Data shown below:

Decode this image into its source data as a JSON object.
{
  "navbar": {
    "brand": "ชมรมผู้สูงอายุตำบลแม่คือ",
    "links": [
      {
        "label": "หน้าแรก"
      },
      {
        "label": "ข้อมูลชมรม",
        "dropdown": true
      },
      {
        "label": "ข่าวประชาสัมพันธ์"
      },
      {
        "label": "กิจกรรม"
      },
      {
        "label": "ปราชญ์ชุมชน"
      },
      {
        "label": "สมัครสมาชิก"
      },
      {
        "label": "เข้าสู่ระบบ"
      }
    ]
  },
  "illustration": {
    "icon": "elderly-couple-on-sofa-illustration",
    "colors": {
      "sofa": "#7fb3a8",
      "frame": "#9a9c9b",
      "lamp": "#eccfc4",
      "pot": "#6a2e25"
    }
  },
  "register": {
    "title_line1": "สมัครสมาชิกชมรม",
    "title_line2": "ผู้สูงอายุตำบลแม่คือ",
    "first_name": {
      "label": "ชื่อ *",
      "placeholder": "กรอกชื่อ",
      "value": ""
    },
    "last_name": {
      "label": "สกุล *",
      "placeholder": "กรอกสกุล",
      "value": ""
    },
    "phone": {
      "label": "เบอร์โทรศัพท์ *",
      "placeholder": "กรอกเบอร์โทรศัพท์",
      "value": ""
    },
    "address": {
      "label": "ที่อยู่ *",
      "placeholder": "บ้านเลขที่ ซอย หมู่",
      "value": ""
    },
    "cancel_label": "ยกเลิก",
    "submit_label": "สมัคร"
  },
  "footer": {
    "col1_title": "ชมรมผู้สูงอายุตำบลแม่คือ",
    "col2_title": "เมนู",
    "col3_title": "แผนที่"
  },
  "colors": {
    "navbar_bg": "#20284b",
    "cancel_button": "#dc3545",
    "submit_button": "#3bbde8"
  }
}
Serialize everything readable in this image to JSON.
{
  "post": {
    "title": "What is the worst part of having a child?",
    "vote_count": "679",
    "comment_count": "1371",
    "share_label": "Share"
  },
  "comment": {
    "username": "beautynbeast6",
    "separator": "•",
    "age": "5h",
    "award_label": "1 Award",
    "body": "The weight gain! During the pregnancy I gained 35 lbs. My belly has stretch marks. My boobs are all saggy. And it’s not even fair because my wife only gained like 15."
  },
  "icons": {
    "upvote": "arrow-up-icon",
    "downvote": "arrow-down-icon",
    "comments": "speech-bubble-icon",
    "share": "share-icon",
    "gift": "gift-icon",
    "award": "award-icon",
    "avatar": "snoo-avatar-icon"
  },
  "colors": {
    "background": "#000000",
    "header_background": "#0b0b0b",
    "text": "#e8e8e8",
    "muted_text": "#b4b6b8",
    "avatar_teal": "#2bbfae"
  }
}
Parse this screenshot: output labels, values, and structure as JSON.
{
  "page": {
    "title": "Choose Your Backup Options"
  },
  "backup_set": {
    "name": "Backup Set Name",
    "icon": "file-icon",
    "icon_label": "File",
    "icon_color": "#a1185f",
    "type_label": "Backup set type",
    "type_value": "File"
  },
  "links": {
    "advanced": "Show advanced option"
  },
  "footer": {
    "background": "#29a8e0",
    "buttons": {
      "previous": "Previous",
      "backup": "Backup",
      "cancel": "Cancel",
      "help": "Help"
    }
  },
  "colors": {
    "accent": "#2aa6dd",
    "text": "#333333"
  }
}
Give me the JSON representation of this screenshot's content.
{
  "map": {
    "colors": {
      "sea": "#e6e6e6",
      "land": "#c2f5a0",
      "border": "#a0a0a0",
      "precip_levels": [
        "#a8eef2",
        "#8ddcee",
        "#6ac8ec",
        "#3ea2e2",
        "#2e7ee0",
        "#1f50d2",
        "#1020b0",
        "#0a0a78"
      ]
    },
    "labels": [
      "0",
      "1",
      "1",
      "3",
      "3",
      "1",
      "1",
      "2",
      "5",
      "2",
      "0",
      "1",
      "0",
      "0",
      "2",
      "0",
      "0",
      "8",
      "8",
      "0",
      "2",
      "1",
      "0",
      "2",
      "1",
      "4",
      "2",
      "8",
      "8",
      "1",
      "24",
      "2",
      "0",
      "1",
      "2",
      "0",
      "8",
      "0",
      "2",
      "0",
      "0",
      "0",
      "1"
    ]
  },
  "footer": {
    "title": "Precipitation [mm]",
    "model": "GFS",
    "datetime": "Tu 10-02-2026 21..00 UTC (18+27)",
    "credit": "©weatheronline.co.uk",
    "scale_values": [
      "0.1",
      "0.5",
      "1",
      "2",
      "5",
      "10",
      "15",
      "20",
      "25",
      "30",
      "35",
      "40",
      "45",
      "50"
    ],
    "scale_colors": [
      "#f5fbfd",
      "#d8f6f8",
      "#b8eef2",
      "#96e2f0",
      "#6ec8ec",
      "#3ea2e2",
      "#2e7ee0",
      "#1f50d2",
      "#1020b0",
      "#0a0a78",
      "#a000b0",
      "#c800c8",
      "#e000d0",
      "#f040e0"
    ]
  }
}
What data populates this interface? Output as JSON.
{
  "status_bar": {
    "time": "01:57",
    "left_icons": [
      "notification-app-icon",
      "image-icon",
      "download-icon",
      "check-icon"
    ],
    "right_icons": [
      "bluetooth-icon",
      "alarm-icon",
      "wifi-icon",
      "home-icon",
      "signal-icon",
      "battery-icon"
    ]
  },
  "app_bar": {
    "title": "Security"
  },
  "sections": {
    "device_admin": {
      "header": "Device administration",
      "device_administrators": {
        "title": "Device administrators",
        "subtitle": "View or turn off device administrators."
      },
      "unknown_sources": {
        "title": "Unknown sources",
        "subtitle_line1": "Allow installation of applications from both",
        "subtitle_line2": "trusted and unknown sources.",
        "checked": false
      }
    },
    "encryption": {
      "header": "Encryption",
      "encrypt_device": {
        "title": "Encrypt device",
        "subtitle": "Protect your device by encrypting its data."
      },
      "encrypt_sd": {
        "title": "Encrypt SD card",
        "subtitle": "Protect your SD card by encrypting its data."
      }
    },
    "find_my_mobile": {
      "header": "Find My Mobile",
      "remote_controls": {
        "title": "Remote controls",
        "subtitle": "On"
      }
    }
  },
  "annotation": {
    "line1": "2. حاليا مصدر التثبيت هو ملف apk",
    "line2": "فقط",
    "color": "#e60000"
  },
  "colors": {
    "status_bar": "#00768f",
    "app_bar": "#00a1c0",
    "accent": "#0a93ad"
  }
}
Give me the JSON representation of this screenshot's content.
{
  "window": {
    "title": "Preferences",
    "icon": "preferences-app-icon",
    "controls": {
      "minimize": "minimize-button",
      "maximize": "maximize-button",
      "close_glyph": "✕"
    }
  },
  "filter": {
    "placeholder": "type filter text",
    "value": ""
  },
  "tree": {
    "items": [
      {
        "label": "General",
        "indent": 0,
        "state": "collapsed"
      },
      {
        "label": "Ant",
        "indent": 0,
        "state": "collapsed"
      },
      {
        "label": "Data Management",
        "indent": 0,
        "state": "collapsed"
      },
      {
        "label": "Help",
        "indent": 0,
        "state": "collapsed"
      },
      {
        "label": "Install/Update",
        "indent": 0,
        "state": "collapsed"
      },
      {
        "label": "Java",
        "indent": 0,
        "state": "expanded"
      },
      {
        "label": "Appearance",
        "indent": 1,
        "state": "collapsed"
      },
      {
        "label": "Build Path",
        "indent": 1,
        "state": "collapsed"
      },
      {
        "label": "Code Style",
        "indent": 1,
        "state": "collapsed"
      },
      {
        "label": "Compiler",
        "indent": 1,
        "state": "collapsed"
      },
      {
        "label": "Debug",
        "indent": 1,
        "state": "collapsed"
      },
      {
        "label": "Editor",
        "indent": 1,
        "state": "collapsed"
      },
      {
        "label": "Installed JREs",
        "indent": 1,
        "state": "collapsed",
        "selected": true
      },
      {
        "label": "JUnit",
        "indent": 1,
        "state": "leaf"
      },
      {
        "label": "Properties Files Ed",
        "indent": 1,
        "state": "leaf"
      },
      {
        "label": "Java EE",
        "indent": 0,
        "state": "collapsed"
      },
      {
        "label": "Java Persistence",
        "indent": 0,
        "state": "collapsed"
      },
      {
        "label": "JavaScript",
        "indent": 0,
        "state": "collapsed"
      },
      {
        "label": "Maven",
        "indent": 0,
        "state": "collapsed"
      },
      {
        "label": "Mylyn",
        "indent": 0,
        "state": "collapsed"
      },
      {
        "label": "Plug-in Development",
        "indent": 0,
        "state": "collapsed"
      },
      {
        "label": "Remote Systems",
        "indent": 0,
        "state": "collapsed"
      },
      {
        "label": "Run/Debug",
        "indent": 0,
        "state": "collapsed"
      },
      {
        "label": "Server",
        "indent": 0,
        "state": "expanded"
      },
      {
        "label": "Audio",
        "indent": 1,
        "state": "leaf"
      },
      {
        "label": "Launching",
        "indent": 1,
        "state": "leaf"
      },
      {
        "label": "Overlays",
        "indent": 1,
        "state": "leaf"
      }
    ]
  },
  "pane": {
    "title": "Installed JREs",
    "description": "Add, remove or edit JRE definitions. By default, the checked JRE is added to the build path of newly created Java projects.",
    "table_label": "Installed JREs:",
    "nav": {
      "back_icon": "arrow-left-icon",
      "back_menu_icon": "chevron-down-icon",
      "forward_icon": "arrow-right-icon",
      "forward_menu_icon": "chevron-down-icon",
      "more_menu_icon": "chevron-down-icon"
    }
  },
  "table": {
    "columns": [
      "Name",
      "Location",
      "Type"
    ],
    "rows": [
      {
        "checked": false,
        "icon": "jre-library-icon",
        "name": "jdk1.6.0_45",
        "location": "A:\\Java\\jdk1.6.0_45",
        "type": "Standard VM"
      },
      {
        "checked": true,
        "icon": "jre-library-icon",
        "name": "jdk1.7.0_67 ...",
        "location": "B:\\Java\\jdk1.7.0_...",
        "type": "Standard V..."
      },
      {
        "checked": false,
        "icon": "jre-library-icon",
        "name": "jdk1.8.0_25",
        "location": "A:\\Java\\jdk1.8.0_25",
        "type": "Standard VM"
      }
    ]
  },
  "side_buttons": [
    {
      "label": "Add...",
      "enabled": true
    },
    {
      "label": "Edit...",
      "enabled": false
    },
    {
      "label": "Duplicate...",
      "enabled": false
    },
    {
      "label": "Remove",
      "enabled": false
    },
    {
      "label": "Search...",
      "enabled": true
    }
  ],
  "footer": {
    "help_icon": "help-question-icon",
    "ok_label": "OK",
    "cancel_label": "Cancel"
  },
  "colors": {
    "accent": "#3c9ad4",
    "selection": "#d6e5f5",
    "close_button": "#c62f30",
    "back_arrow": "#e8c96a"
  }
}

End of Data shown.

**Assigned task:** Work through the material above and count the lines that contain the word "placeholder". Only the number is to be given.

**Problem solution:** 5